Problem statement:
Below are records to return verbatim; the pictures are to be dropped.

--- Material for this exercise Enclosed Below ---

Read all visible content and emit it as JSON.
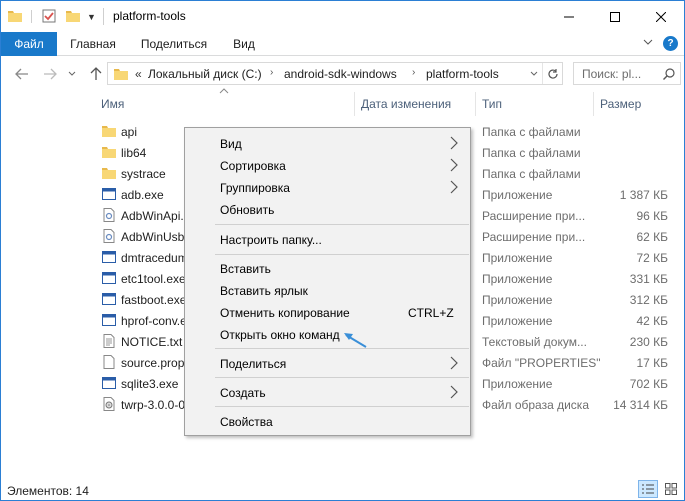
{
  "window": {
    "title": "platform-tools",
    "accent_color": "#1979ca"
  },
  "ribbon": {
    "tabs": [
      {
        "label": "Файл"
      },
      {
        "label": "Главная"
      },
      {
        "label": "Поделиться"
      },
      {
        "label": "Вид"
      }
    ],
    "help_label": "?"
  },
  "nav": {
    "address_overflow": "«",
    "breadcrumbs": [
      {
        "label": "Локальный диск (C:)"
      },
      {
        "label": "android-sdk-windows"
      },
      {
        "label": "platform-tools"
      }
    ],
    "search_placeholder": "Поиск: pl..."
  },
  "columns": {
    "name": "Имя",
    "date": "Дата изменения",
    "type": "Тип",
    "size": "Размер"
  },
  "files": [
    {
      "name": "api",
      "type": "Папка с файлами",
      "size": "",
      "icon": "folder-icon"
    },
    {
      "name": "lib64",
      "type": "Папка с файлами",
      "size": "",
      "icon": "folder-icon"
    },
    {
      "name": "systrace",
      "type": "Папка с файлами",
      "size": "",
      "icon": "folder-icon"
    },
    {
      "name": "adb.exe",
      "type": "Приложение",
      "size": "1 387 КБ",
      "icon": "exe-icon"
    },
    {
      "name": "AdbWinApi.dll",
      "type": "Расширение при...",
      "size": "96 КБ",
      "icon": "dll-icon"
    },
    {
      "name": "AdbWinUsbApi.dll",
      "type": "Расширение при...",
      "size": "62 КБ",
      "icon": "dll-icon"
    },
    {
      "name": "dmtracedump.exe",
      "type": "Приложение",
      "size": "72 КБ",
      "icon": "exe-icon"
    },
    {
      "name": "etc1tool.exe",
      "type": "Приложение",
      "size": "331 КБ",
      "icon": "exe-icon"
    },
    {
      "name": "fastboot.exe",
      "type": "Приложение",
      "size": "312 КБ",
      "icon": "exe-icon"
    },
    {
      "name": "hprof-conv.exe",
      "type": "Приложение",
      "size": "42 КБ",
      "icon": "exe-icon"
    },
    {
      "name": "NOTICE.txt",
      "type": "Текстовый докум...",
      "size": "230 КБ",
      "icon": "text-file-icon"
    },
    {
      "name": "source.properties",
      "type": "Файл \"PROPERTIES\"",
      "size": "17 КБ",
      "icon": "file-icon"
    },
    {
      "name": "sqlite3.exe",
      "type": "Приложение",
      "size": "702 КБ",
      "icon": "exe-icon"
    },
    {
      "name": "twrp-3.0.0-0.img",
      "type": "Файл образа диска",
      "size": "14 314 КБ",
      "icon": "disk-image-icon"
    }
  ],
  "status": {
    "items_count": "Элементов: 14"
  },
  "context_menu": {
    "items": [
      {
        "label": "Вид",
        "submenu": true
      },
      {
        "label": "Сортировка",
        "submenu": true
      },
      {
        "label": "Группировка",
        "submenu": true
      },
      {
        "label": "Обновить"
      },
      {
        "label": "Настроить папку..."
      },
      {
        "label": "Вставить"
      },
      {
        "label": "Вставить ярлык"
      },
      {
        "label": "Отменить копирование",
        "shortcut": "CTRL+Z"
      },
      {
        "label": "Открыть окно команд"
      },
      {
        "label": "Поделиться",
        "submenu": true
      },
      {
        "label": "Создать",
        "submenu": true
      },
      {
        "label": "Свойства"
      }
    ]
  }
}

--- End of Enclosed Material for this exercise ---

Written response:
Read all visible content and emit it as JSON.
{
  "window": {
    "title": "platform-tools",
    "accent_color": "#1979ca"
  },
  "ribbon": {
    "tabs": [
      {
        "label": "Файл"
      },
      {
        "label": "Главная"
      },
      {
        "label": "Поделиться"
      },
      {
        "label": "Вид"
      }
    ],
    "help_label": "?"
  },
  "nav": {
    "address_overflow": "«",
    "breadcrumbs": [
      {
        "label": "Локальный диск (C:)"
      },
      {
        "label": "android-sdk-windows"
      },
      {
        "label": "platform-tools"
      }
    ],
    "search_placeholder": "Поиск: pl..."
  },
  "columns": {
    "name": "Имя",
    "date": "Дата изменения",
    "type": "Тип",
    "size": "Размер"
  },
  "files": [
    {
      "name": "api",
      "type": "Папка с файлами",
      "size": "",
      "icon": "folder-icon"
    },
    {
      "name": "lib64",
      "type": "Папка с файлами",
      "size": "",
      "icon": "folder-icon"
    },
    {
      "name": "systrace",
      "type": "Папка с файлами",
      "size": "",
      "icon": "folder-icon"
    },
    {
      "name": "adb.exe",
      "type": "Приложение",
      "size": "1 387 КБ",
      "icon": "exe-icon"
    },
    {
      "name": "AdbWinApi.dll",
      "type": "Расширение при...",
      "size": "96 КБ",
      "icon": "dll-icon"
    },
    {
      "name": "AdbWinUsbApi.dll",
      "type": "Расширение при...",
      "size": "62 КБ",
      "icon": "dll-icon"
    },
    {
      "name": "dmtracedump.exe",
      "type": "Приложение",
      "size": "72 КБ",
      "icon": "exe-icon"
    },
    {
      "name": "etc1tool.exe",
      "type": "Приложение",
      "size": "331 КБ",
      "icon": "exe-icon"
    },
    {
      "name": "fastboot.exe",
      "type": "Приложение",
      "size": "312 КБ",
      "icon": "exe-icon"
    },
    {
      "name": "hprof-conv.exe",
      "type": "Приложение",
      "size": "42 КБ",
      "icon": "exe-icon"
    },
    {
      "name": "NOTICE.txt",
      "type": "Текстовый докум...",
      "size": "230 КБ",
      "icon": "text-file-icon"
    },
    {
      "name": "source.properties",
      "type": "Файл \"PROPERTIES\"",
      "size": "17 КБ",
      "icon": "file-icon"
    },
    {
      "name": "sqlite3.exe",
      "type": "Приложение",
      "size": "702 КБ",
      "icon": "exe-icon"
    },
    {
      "name": "twrp-3.0.0-0.img",
      "type": "Файл образа диска",
      "size": "14 314 КБ",
      "icon": "disk-image-icon"
    }
  ],
  "status": {
    "items_count": "Элементов: 14"
  },
  "context_menu": {
    "items": [
      {
        "label": "Вид",
        "submenu": true
      },
      {
        "label": "Сортировка",
        "submenu": true
      },
      {
        "label": "Группировка",
        "submenu": true
      },
      {
        "label": "Обновить"
      },
      {
        "label": "Настроить папку..."
      },
      {
        "label": "Вставить"
      },
      {
        "label": "Вставить ярлык"
      },
      {
        "label": "Отменить копирование",
        "shortcut": "CTRL+Z"
      },
      {
        "label": "Открыть окно команд"
      },
      {
        "label": "Поделиться",
        "submenu": true
      },
      {
        "label": "Создать",
        "submenu": true
      },
      {
        "label": "Свойства"
      }
    ]
  }
}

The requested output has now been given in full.